Unprocessed 'mustUnderstand' header element: {http://docs.oasis-open.org/wss/2004/01/oasis-200401-wss-wssecurity-secext-1.0.xsd}Security

Analyzing the problem

Using wireshark/fiddler/.. you can inspect the soap that webmethods sends along and you see this:

<wsse:Security xmlns:wsse = "http://docs.oasis-open.org/wss/2004/01/oasis-200401-wss-wssecurity-secext-1.0.xsd"
      xmlns:SOAP-ENV="http://schemas.xmlsoap.org/soap/envelope/" SOAP-ENV:mustUnderstand="1"
      xmlns:wsu = "http://docs.oasis-open.org/wss/2004/01/oasis-200401-wss-wssecurity-utility-1.0.xsd">
      <wsse:UsernameToken wsu:Id = "UsernameToken-123456">
            <wsse:Password Type = "http://docs.oasis-open.org/wss/2004/01/oasis-200401-wss-username-token-profile-1.0#PasswordText">pass</wsse:Password>

As you can see, the "mustUnderstand" header is indeed set. Transmitting the entire soap sans mustUnderstand via soapUI works. A quick google showed us that we are not the only ones experiencing this but no solutions were forthcoming. A succinct explanation of mustUnderstand can be found here.

The most likely cause of the issue is a bug in the client webservice implementation where he does interpret the security header but does not clear the mustUnderstand attribute which would result in the error we are seeing.


The simplest solution is of course for us not to send along the attribute but unfortunately we found no reference in the documentation regarding this particular functionality. Instead we opted to write a custom soap handler which strips the attribute when found. The webservice functionality has been subjected to a large overhaul in 8.0.1 so instead of extending javax.xml.rpc.handler.GenericHandler to add some functionality, you can work with actual services. This makes it much easier to test changes on the fly.

We create a handler service that implements the spec pub.soap.handler:handlerSpec:

The java service DgCommon.admin.utils:removeMustUnderstand uses the public org.w3c.dom api to strip the mustUnderstand:

IDataCursor cursor = pipeline.getCursor();
org.w3c.dom.Element element = (org.w3c.dom.Element) IDataUtil.get(cursor, "header");
IDataUtil.put(cursor, "header", element);

This will however not work and give you a rather vague error:

com.wm.dom.DOMExceptionImpl: [ISC.133.8] Bundle:com.wm.dom.resources.DOMMessageBundle Key:133.8
      at com.wm.lang.xml.ElementNode.removeAttribute(ElementNode.java:606)

The exception is not entirely according to the spec so I assume this is an error in the webmethods implementation.
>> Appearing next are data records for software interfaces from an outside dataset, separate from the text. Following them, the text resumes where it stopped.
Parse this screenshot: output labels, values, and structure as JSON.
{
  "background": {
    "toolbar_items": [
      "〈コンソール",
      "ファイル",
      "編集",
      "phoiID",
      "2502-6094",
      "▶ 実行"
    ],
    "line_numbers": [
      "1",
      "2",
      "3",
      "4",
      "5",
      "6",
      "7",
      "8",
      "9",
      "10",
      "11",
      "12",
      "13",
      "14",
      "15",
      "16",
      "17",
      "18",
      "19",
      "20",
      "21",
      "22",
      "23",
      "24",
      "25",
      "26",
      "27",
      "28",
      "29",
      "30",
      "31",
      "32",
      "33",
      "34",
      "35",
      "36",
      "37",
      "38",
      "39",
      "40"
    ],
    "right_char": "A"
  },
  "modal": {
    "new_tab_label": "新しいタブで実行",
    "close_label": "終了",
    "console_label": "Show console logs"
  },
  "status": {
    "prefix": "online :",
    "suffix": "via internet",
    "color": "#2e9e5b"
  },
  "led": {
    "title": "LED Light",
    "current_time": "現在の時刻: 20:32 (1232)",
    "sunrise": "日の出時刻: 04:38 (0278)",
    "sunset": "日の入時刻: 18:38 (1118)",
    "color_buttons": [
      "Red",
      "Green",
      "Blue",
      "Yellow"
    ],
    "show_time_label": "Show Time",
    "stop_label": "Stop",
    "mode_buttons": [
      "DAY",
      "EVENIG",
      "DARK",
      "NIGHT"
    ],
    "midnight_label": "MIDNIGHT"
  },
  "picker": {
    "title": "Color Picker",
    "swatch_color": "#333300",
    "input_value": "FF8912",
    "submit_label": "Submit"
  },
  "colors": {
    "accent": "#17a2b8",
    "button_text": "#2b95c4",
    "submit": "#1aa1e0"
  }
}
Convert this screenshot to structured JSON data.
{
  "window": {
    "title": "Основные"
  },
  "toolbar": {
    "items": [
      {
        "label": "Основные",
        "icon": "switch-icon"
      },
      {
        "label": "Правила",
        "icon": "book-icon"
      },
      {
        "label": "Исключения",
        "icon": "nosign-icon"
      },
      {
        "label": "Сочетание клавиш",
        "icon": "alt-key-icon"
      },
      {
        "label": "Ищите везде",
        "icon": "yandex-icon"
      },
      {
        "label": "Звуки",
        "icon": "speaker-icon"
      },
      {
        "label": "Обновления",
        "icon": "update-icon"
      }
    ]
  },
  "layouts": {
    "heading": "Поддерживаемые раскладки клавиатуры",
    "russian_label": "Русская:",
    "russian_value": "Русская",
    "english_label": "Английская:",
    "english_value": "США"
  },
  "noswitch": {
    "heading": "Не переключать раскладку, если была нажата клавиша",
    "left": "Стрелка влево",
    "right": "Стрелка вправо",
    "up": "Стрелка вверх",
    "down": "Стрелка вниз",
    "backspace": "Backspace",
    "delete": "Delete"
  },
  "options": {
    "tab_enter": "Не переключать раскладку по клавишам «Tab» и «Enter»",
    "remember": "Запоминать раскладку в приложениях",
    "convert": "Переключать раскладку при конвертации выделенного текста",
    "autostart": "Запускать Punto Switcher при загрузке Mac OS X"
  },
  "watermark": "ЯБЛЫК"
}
Anyway, removing it with a fully qualified namespace does work:

element.removeAttributeNS("http://schemas.xmlsoap.org/soap/envelope/", "mustUnderstand");

You can register the handler using pub.soap.handler:registerWmConsumer (note that this must be re-registered on reboot, so do it in a startup service).

The last step is to actually add it to your list of handlers:

Author: Alexander Verbruggen